You may have already seen this powerfully moving video.
A group of about two dozen young people—probably college kids—line up shoulder to shoulder for a foot race. The prize? A hundred-dollar bill. The runners are promised that the first to cross the finish line will walk away with the hundred dollars. First, though, they are asked some questions.
The leader instructs them to take two steps forward if the following statements are true for them. If the answer is ‘no,’ they must remain where they stand.
“Take two steps forward if your parents are still married to each other,” he says. Several take the biggest steps they can.
The statements continue, with some runners moving forward and some staying put.
“If you grew up with a father figure in your home.”
“If you had access to private education.”
“If you had access to a free tutor.”
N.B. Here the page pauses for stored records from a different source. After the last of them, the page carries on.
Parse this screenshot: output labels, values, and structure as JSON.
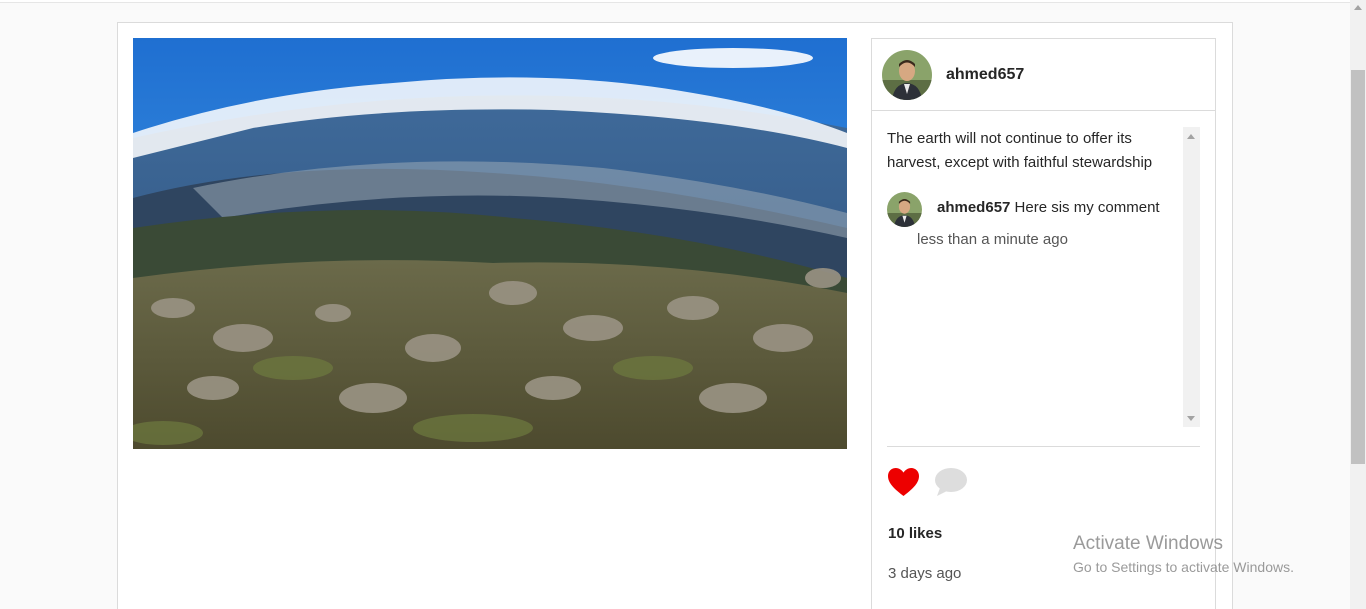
{
  "post": {
    "image_alt": "mountain landscape",
    "username": "ahmed657",
    "caption": "The earth will not continue to offer its harvest, except with faithful stewardship",
    "comments": [
      {
        "username": "ahmed657",
        "text": "Here sis my comment",
        "time": "less than a minute ago"
      }
    ],
    "likes": "10 likes",
    "time": "3 days ago"
  },
  "icons": {
    "like": "heart-icon",
    "comment": "comment-bubble-icon"
  },
  "colors": {
    "like": "#ed0000",
    "comment_icon": "#dddddd",
    "border": "#dbdbdb"
  },
  "watermark": {
    "line1": "Activate Windows",
    "line2": "Go to Settings to activate Windows."
  }
}
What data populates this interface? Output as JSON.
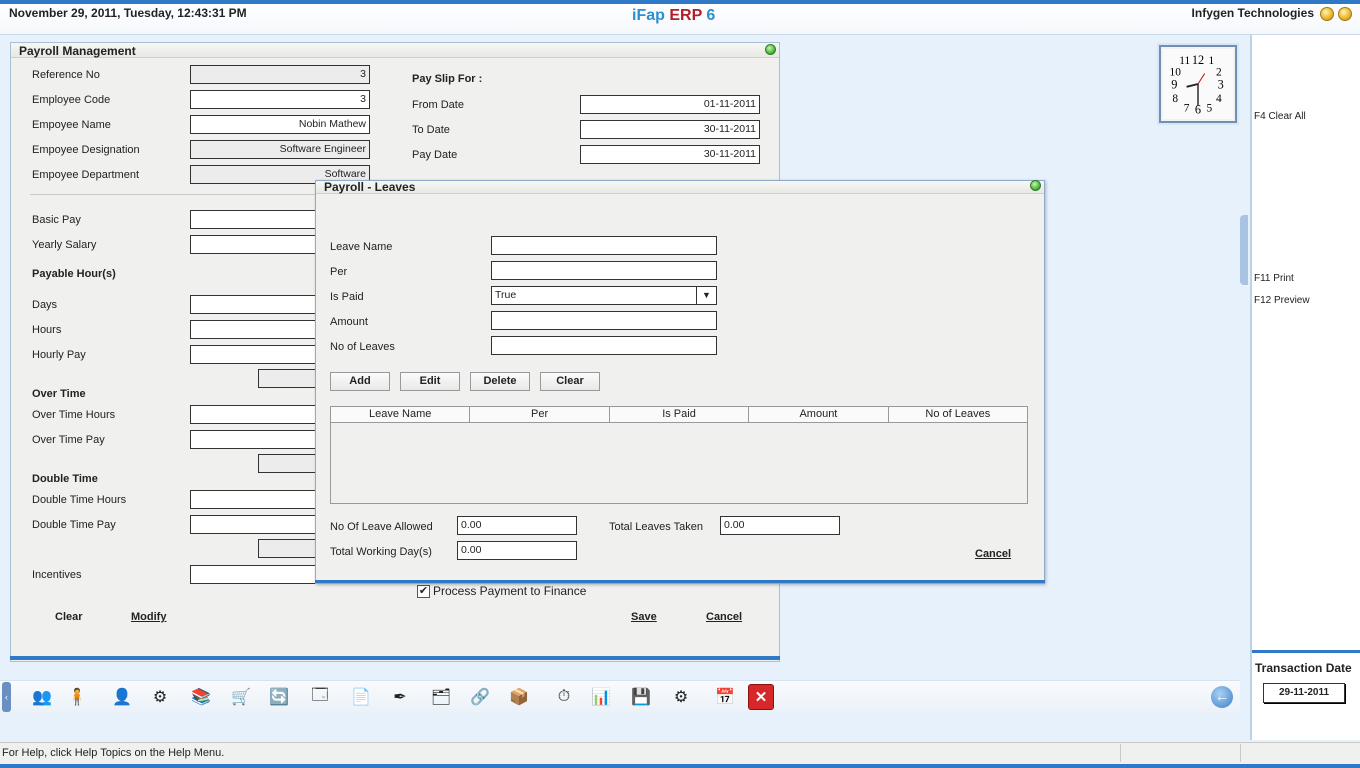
{
  "header": {
    "datetime": "November  29, 2011, Tuesday, 12:43:31 PM",
    "brand": {
      "part1": "iFap ",
      "part2": "ERP",
      "part3": " 6"
    },
    "company": "Infygen Technologies"
  },
  "side": {
    "clear_all": "F4 Clear All",
    "print": "F11 Print",
    "preview": "F12 Preview",
    "transaction_date_label": "Transaction Date",
    "transaction_date": "29-11-2011"
  },
  "payroll": {
    "title": "Payroll Management",
    "reference_no_label": "Reference No",
    "reference_no": "3",
    "employee_code_label": "Employee Code",
    "employee_code": "3",
    "employee_name_label": "Empoyee Name",
    "employee_name": "Nobin Mathew",
    "designation_label": "Empoyee Designation",
    "designation": "Software Engineer",
    "department_label": "Empoyee Department",
    "department": "Software",
    "payslip_label": "Pay Slip For :",
    "from_date_label": "From Date",
    "from_date": "01-11-2011",
    "to_date_label": "To Date",
    "to_date": "30-11-2011",
    "pay_date_label": "Pay Date",
    "pay_date": "30-11-2011",
    "basic_pay_label": "Basic Pay",
    "yearly_salary_label": "Yearly Salary",
    "payable_hours_label": "Payable Hour(s)",
    "days_label": "Days",
    "hours_label": "Hours",
    "hourly_pay_label": "Hourly Pay",
    "over_time_label": "Over Time",
    "over_time_hours_label": "Over Time Hours",
    "over_time_pay_label": "Over Time Pay",
    "double_time_label": "Double Time",
    "double_time_hours_label": "Double Time Hours",
    "double_time_pay_label": "Double Time Pay",
    "incentives_label": "Incentives",
    "process_payment_label": "Process Payment to Finance",
    "process_payment_checked": true,
    "clear_btn": "Clear",
    "modify_btn": "Modify",
    "save_btn": "Save",
    "cancel_btn": "Cancel"
  },
  "leaves": {
    "title": "Payroll - Leaves",
    "leave_name_label": "Leave Name",
    "leave_name": "",
    "per_label": "Per",
    "per": "",
    "is_paid_label": "Is Paid",
    "is_paid": "True",
    "amount_label": "Amount",
    "amount": "",
    "no_of_leaves_label": "No of Leaves",
    "no_of_leaves": "",
    "add_btn": "Add",
    "edit_btn": "Edit",
    "delete_btn": "Delete",
    "clear_btn": "Clear",
    "columns": [
      "Leave Name",
      "Per",
      "Is Paid",
      "Amount",
      "No of Leaves"
    ],
    "leave_allowed_label": "No Of Leave Allowed",
    "leave_allowed": "0.00",
    "total_taken_label": "Total Leaves Taken",
    "total_taken": "0.00",
    "working_days_label": "Total Working Day(s)",
    "working_days": "0.00",
    "cancel_btn": "Cancel"
  },
  "toolbar": {
    "icons": [
      "users-icon",
      "person-icon",
      "employee-icon",
      "network-icon",
      "books-icon",
      "cart-icon",
      "refresh-icon",
      "window-icon",
      "document-icon",
      "pen-icon",
      "tree-icon",
      "share-icon",
      "box-icon",
      "timer-icon",
      "report-icon",
      "save-disk-icon",
      "settings-icon",
      "calendar-icon",
      "close-icon"
    ]
  },
  "status": {
    "text": "For Help, click Help Topics on the Help Menu."
  },
  "colors": {
    "accent": "#2f79c6",
    "brand_blue": "#2b8fd6",
    "brand_red": "#b21e28"
  }
}
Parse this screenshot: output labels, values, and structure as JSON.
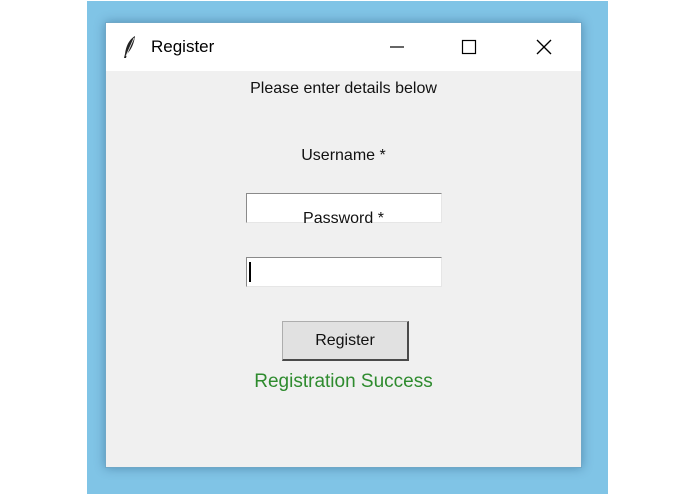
{
  "window": {
    "title": "Register",
    "icon": "feather-icon"
  },
  "titlebar_buttons": {
    "minimize": "minimize-icon",
    "maximize": "maximize-icon",
    "close": "close-icon"
  },
  "form": {
    "instructions": "Please enter details below",
    "username_label": "Username *",
    "username_value": "",
    "password_label": "Password *",
    "password_value": "",
    "register_label": "Register",
    "status_message": "Registration Success"
  },
  "colors": {
    "desktop": "#80c4e6",
    "window_bg": "#f0f0f0",
    "success": "#2e8b2e"
  }
}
By now, the starting line is hugely staggered. You can see mounting frustration on the faces of the people still at their original spots. But the leader continues.
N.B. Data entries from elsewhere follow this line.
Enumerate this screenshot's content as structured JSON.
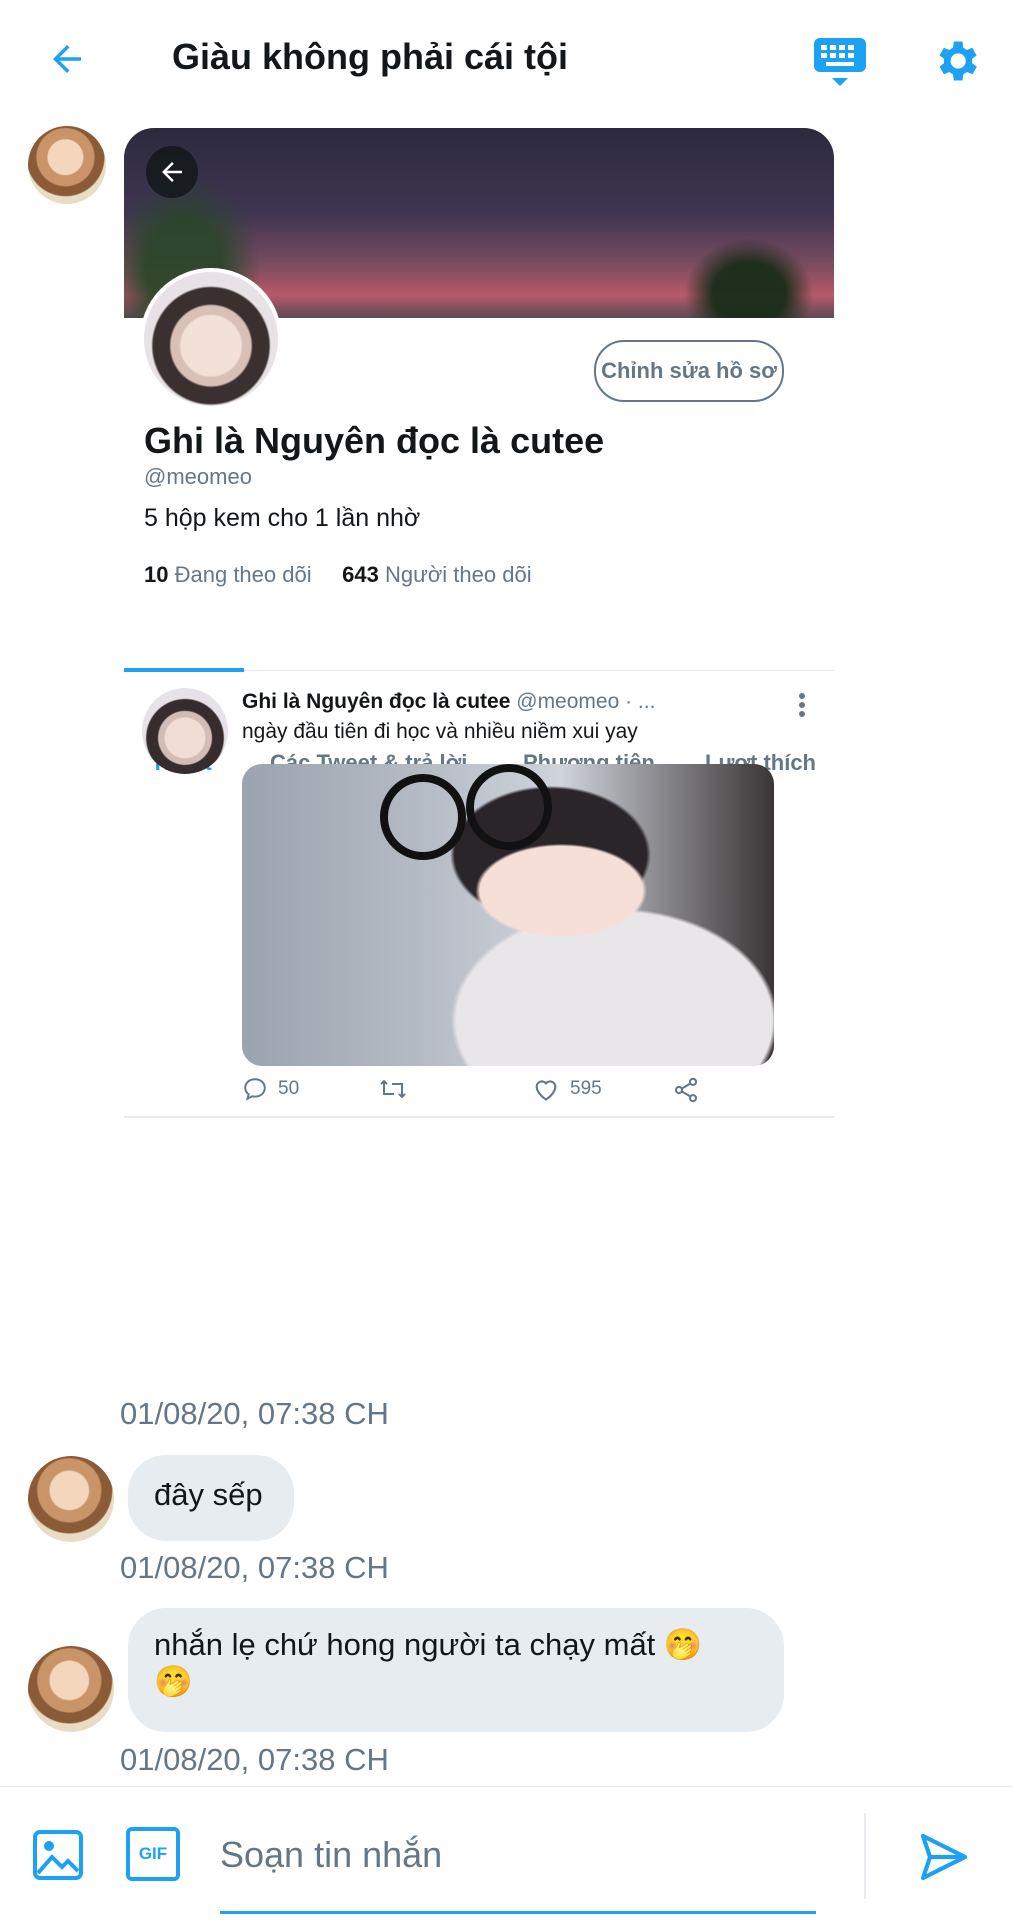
{
  "header": {
    "title": "Giàu không phải cái tội",
    "back_icon": "arrow-left-icon",
    "keyboard_icon": "keyboard-icon",
    "settings_icon": "gear-icon"
  },
  "shared_profile": {
    "edit_button": "Chỉnh sửa hồ sơ",
    "name": "Ghi là Nguyên đọc là cutee",
    "handle": "@meomeo",
    "bio": "5 hộp kem cho 1 lần nhờ",
    "following_count": "10",
    "following_label": "Đang theo dõi",
    "followers_count": "643",
    "followers_label": "Người theo dõi",
    "tabs": [
      "Tweet",
      "Các Tweet & trả lời",
      "Phương tiện",
      "Lượt thích"
    ],
    "active_tab": "Tweet",
    "tweet": {
      "author": "Ghi là Nguyên đọc là cutee",
      "handle_suffix": "@meomeo · ...",
      "text": "ngày đầu tiên đi học và nhiều niềm xui yay",
      "reply_count": "50",
      "like_count": "595"
    }
  },
  "messages": [
    {
      "timestamp": "01/08/20, 07:38 CH"
    },
    {
      "text": "đây sếp",
      "timestamp": "01/08/20, 07:38 CH"
    },
    {
      "text_line1": "nhắn lẹ chứ hong người ta chạy mất 🤭",
      "text_line2": "🤭",
      "timestamp": "01/08/20, 07:38 CH"
    }
  ],
  "composer": {
    "placeholder": "Soạn tin nhắn",
    "gif_label": "GIF"
  },
  "colors": {
    "accent": "#1da1f2",
    "secondary_text": "#657786",
    "bubble": "#e6ecf0"
  }
}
“If you have never worried about your cell phone being shut off.”
“If you never had to help your mom and dad with the bills.”
The line becomes even more zigzagged, with some runners now far in the lead. But the organizer still isn’t ready to say “GO.”
“Take two steps forward if you don’t have to pay for your own college,” he says.
“If you never wondered where your next meal will come from.”
Finally, the statements cease and the leader asks the participants near the front to turn around and see how many are behind them.
“You did not get here by anything you did,” he tells them. “You still get to run this race, in fact, you must. Everyone must. But recognize your advantage. This is a picture of life. Nothing you have done has got you to this place. Some of us win in life mainly because of the head start we’ve been given. The others will need to run faster, harder, and smarter to win.”
I can think of still more questions that could have been asked, like being born in Canada and learning English as a first language. Like having a healthy body and mind. Like knowing you are loved.
The race begins, and an aerial shot shows that one of the advantaged runners does, indeed, win the prize.
I watched in humility, realizing I could have taken steps forward with nearly all those statements. How about you?
“Whoever wins,” the leader said, “would be foolish not to acknowledge his unfair advantage and not to learn more about others’ stories.” The exercise, like this post, was not intended to induce guilt, but consideration and responsibility.
Something to remember next time you feel tempted to look with judgement on someone who is lagging behind you in the race of life. And then add to the remembering, acknowledgement. And to acknowledgement, gratitude. And to gratitude, compassion.